    I came to this subject for the following reason. I have serious mole problems in my garden. Commercial mole repellent is expensive, takes a lot of water and is less that totally effective (maybe nothing is). But a web recipe for making my own includes equal parts dish soap and castor oil, added at the rate of 3 TBS per gal of water. In desperation I tried it on the biggest mole invasion sites and it seems to be considerably more effective than anything else I've tried (many, many things). So what I want to know is what's it doing to the plants? Are they still organic? Anyone have any idea how long it might deter the critters, so I can figure if it will need re-doing? Thanks!

  • marandpar
    6 years ago

    Yessssssss

  • trishbe54
    5 years ago

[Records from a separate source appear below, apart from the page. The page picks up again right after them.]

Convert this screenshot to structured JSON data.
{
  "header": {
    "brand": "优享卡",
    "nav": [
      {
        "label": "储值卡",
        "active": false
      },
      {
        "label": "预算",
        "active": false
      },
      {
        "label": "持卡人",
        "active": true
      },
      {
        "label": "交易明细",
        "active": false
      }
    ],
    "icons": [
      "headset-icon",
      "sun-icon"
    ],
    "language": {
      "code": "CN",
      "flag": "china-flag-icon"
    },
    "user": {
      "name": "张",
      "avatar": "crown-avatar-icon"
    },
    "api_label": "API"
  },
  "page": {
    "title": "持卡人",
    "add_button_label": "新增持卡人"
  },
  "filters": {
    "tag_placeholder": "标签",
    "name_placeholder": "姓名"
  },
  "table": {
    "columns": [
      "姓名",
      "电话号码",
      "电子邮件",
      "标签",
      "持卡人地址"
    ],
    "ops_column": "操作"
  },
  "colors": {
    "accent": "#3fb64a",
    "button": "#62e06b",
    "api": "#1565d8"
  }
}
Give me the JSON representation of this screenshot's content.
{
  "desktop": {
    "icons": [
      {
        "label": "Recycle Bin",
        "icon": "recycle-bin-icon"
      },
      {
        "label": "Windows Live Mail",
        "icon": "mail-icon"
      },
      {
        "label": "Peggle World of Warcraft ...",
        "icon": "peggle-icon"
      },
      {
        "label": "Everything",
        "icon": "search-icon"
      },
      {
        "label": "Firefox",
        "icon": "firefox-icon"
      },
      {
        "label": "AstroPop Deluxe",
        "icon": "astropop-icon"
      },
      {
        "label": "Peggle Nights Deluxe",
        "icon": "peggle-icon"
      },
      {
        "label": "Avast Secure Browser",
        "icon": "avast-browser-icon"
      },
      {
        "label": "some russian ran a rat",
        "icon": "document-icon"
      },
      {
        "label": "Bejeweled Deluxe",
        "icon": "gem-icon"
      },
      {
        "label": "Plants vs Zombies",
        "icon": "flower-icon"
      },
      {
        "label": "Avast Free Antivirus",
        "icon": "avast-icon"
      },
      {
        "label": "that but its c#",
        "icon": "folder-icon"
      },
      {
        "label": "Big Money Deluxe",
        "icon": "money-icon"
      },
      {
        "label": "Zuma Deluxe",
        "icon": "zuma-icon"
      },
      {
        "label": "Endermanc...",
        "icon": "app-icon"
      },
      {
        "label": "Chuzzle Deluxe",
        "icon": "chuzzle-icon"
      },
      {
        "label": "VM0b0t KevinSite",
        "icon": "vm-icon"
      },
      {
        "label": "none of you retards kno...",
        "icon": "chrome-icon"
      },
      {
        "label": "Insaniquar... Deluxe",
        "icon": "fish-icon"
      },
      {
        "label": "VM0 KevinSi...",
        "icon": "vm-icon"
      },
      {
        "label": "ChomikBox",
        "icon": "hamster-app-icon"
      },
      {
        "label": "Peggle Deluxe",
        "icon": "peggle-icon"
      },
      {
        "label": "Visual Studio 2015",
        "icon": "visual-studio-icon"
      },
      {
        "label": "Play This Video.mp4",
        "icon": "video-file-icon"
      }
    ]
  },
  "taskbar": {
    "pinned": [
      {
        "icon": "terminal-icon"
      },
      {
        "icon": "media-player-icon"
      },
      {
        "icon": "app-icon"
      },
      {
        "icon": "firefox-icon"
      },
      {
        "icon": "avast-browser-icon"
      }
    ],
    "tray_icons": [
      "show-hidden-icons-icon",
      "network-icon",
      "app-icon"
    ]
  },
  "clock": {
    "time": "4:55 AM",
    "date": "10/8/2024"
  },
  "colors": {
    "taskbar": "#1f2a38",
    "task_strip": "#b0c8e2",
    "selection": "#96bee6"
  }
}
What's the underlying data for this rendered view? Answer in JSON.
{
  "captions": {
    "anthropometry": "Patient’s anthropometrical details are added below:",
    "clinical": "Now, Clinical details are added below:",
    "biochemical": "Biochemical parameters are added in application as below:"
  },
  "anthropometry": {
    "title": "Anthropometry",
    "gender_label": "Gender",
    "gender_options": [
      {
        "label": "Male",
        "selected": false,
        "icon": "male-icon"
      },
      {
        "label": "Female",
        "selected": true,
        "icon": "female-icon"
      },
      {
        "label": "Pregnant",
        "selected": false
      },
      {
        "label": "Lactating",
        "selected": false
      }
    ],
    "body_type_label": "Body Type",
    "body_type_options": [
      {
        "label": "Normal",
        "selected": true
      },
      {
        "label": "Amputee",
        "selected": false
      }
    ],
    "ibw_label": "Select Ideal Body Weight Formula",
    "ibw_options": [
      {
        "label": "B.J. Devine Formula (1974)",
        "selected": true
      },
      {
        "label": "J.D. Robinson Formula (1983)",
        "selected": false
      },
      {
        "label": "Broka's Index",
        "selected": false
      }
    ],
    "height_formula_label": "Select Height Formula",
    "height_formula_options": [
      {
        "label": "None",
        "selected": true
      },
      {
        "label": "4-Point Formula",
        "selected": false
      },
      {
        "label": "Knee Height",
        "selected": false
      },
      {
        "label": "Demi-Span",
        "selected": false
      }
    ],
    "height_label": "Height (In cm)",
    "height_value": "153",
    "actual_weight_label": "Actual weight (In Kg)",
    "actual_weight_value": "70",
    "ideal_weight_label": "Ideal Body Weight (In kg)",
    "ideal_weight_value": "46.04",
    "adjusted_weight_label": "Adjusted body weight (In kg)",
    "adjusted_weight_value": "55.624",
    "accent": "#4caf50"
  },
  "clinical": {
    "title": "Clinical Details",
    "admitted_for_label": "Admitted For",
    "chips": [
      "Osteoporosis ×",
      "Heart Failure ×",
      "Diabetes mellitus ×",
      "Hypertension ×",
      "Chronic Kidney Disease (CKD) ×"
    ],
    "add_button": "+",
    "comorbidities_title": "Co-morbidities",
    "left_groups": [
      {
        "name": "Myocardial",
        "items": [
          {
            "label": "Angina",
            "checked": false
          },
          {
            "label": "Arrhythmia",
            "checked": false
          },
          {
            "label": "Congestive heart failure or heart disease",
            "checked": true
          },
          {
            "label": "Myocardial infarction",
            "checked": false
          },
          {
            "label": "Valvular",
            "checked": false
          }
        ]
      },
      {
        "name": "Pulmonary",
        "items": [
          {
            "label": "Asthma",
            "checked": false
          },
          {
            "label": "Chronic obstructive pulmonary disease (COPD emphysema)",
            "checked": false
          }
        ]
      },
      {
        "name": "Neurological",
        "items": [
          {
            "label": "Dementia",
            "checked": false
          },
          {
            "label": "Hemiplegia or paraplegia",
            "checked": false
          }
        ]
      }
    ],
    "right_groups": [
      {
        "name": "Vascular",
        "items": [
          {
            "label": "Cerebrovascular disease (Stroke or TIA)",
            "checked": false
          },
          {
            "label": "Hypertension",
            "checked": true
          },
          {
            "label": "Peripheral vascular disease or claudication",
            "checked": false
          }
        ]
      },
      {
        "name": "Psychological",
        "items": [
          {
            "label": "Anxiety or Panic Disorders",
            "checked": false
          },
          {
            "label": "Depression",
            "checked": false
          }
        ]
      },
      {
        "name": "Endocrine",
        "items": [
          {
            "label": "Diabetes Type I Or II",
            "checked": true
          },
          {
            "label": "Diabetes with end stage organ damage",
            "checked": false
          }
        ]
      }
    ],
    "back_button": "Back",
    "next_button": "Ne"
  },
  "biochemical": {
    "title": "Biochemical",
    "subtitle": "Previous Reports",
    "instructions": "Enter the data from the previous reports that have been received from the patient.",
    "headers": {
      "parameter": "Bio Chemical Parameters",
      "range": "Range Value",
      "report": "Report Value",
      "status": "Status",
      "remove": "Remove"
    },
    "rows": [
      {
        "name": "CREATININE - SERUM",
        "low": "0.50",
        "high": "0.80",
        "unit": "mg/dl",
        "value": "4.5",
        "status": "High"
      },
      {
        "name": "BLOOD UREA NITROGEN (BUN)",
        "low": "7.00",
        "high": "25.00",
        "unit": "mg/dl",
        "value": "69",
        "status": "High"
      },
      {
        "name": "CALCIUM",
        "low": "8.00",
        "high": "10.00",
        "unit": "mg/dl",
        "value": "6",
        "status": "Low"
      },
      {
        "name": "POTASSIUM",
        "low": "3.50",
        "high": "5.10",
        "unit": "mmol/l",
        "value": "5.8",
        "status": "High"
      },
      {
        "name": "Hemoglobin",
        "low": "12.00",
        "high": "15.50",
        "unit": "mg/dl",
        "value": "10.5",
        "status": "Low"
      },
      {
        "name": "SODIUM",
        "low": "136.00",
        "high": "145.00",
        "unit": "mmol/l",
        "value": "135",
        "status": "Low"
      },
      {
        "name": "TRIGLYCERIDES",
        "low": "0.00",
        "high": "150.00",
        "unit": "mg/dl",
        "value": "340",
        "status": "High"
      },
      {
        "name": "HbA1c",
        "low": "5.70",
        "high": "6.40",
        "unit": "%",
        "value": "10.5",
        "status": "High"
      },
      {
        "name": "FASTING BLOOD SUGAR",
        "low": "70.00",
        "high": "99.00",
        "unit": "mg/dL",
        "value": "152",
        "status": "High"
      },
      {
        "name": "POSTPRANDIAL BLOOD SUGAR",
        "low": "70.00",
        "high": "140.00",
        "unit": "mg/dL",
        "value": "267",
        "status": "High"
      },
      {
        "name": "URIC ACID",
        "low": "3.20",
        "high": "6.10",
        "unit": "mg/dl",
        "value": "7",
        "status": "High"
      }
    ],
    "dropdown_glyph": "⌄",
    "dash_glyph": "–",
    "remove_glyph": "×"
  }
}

    I know very little about growing plants, but I have veral types and have been bitten by the african violet bug. I've used a pretty strong concentration of dawn and water to soak self-watering wicks for starting AVs from leaves. They don't seem to mind the Dawn at all

  • oliver305
    2 months ago
    last modified: 2 months ago

    Get rid of gnats with Dawn dish soap. Simply combine it with other things like vinegar, stale wine, or sugar and apple cider vinegar.

  • tapla
    2 months ago
    last modified: 2 months ago

    Please avoid using home concoctions as an insecticide. IOW, please do not apply home concoctions to the plant topically or as a soil drench. You will be far more likely to have created a toxic brew harmful to plants than a mixture effective at reducing insect herbivory. It should still be made clear that whipping something up at home and applying it to plants because it's capable of killing insects is not a good idea.

    Al

  • Tiffany, purpleinopp Z8b Opp, AL
    2 months ago

    This is the 2nd place I've seen this post today. Please stop spamming the internet with this.